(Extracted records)
____
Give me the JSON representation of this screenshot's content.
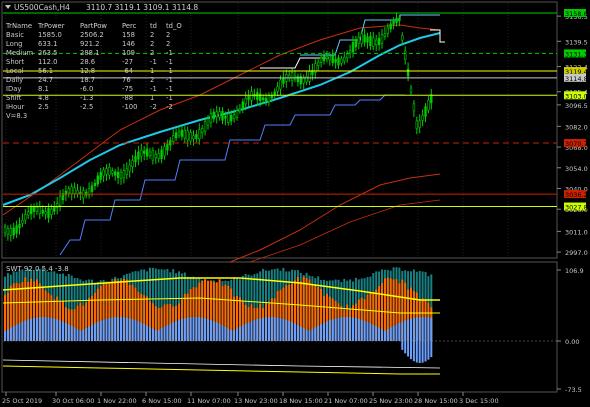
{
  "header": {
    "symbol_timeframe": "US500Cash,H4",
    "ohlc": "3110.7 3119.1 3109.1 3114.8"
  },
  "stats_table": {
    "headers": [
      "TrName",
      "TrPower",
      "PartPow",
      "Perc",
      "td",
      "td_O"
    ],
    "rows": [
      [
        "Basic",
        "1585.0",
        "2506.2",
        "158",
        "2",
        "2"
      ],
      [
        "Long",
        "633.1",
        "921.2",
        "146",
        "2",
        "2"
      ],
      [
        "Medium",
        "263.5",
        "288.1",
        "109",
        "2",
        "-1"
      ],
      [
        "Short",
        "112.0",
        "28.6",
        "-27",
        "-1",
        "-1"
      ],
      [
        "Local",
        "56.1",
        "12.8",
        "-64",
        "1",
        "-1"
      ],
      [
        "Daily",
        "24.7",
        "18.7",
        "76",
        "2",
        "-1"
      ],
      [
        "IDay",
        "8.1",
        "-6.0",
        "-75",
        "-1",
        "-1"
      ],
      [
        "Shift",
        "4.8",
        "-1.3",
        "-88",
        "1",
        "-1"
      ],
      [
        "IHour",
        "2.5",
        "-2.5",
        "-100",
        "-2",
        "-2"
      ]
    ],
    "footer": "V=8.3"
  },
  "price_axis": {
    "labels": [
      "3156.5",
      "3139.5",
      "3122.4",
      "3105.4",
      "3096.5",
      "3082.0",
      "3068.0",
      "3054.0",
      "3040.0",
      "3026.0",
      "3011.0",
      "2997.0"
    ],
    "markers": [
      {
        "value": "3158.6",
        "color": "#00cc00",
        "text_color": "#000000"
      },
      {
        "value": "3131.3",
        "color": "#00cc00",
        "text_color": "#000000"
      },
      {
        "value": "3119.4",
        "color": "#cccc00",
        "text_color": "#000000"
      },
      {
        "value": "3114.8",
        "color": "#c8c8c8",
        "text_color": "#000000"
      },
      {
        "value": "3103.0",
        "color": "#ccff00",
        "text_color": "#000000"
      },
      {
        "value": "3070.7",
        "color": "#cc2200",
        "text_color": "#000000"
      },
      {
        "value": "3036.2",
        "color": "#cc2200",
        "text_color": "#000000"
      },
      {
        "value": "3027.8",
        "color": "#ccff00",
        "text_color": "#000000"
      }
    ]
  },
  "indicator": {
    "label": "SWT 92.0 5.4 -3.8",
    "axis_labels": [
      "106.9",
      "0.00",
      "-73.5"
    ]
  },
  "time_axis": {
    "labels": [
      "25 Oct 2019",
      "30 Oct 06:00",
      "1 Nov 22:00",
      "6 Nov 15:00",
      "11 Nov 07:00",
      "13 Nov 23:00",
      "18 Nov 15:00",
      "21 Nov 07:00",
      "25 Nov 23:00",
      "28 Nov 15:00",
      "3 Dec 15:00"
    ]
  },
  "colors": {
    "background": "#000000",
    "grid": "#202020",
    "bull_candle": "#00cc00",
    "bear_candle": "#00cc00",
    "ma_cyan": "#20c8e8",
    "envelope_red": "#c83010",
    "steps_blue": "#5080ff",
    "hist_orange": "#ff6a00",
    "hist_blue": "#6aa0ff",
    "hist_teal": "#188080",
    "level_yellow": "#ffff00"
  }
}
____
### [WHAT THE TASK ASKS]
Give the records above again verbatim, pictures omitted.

### [RESPONSE FOR THIS EXERCISE]
Give me the JSON representation of this screenshot's content.
{
  "header": {
    "symbol_timeframe": "US500Cash,H4",
    "ohlc": "3110.7 3119.1 3109.1 3114.8"
  },
  "stats_table": {
    "headers": [
      "TrName",
      "TrPower",
      "PartPow",
      "Perc",
      "td",
      "td_O"
    ],
    "rows": [
      [
        "Basic",
        "1585.0",
        "2506.2",
        "158",
        "2",
        "2"
      ],
      [
        "Long",
        "633.1",
        "921.2",
        "146",
        "2",
        "2"
      ],
      [
        "Medium",
        "263.5",
        "288.1",
        "109",
        "2",
        "-1"
      ],
      [
        "Short",
        "112.0",
        "28.6",
        "-27",
        "-1",
        "-1"
      ],
      [
        "Local",
        "56.1",
        "12.8",
        "-64",
        "1",
        "-1"
      ],
      [
        "Daily",
        "24.7",
        "18.7",
        "76",
        "2",
        "-1"
      ],
      [
        "IDay",
        "8.1",
        "-6.0",
        "-75",
        "-1",
        "-1"
      ],
      [
        "Shift",
        "4.8",
        "-1.3",
        "-88",
        "1",
        "-1"
      ],
      [
        "IHour",
        "2.5",
        "-2.5",
        "-100",
        "-2",
        "-2"
      ]
    ],
    "footer": "V=8.3"
  },
  "price_axis": {
    "labels": [
      "3156.5",
      "3139.5",
      "3122.4",
      "3105.4",
      "3096.5",
      "3082.0",
      "3068.0",
      "3054.0",
      "3040.0",
      "3026.0",
      "3011.0",
      "2997.0"
    ],
    "markers": [
      {
        "value": "3158.6",
        "color": "#00cc00",
        "text_color": "#000000"
      },
      {
        "value": "3131.3",
        "color": "#00cc00",
        "text_color": "#000000"
      },
      {
        "value": "3119.4",
        "color": "#cccc00",
        "text_color": "#000000"
      },
      {
        "value": "3114.8",
        "color": "#c8c8c8",
        "text_color": "#000000"
      },
      {
        "value": "3103.0",
        "color": "#ccff00",
        "text_color": "#000000"
      },
      {
        "value": "3070.7",
        "color": "#cc2200",
        "text_color": "#000000"
      },
      {
        "value": "3036.2",
        "color": "#cc2200",
        "text_color": "#000000"
      },
      {
        "value": "3027.8",
        "color": "#ccff00",
        "text_color": "#000000"
      }
    ]
  },
  "indicator": {
    "label": "SWT 92.0 5.4 -3.8",
    "axis_labels": [
      "106.9",
      "0.00",
      "-73.5"
    ]
  },
  "time_axis": {
    "labels": [
      "25 Oct 2019",
      "30 Oct 06:00",
      "1 Nov 22:00",
      "6 Nov 15:00",
      "11 Nov 07:00",
      "13 Nov 23:00",
      "18 Nov 15:00",
      "21 Nov 07:00",
      "25 Nov 23:00",
      "28 Nov 15:00",
      "3 Dec 15:00"
    ]
  },
  "colors": {
    "background": "#000000",
    "grid": "#202020",
    "bull_candle": "#00cc00",
    "bear_candle": "#00cc00",
    "ma_cyan": "#20c8e8",
    "envelope_red": "#c83010",
    "steps_blue": "#5080ff",
    "hist_orange": "#ff6a00",
    "hist_blue": "#6aa0ff",
    "hist_teal": "#188080",
    "level_yellow": "#ffff00"
  }
}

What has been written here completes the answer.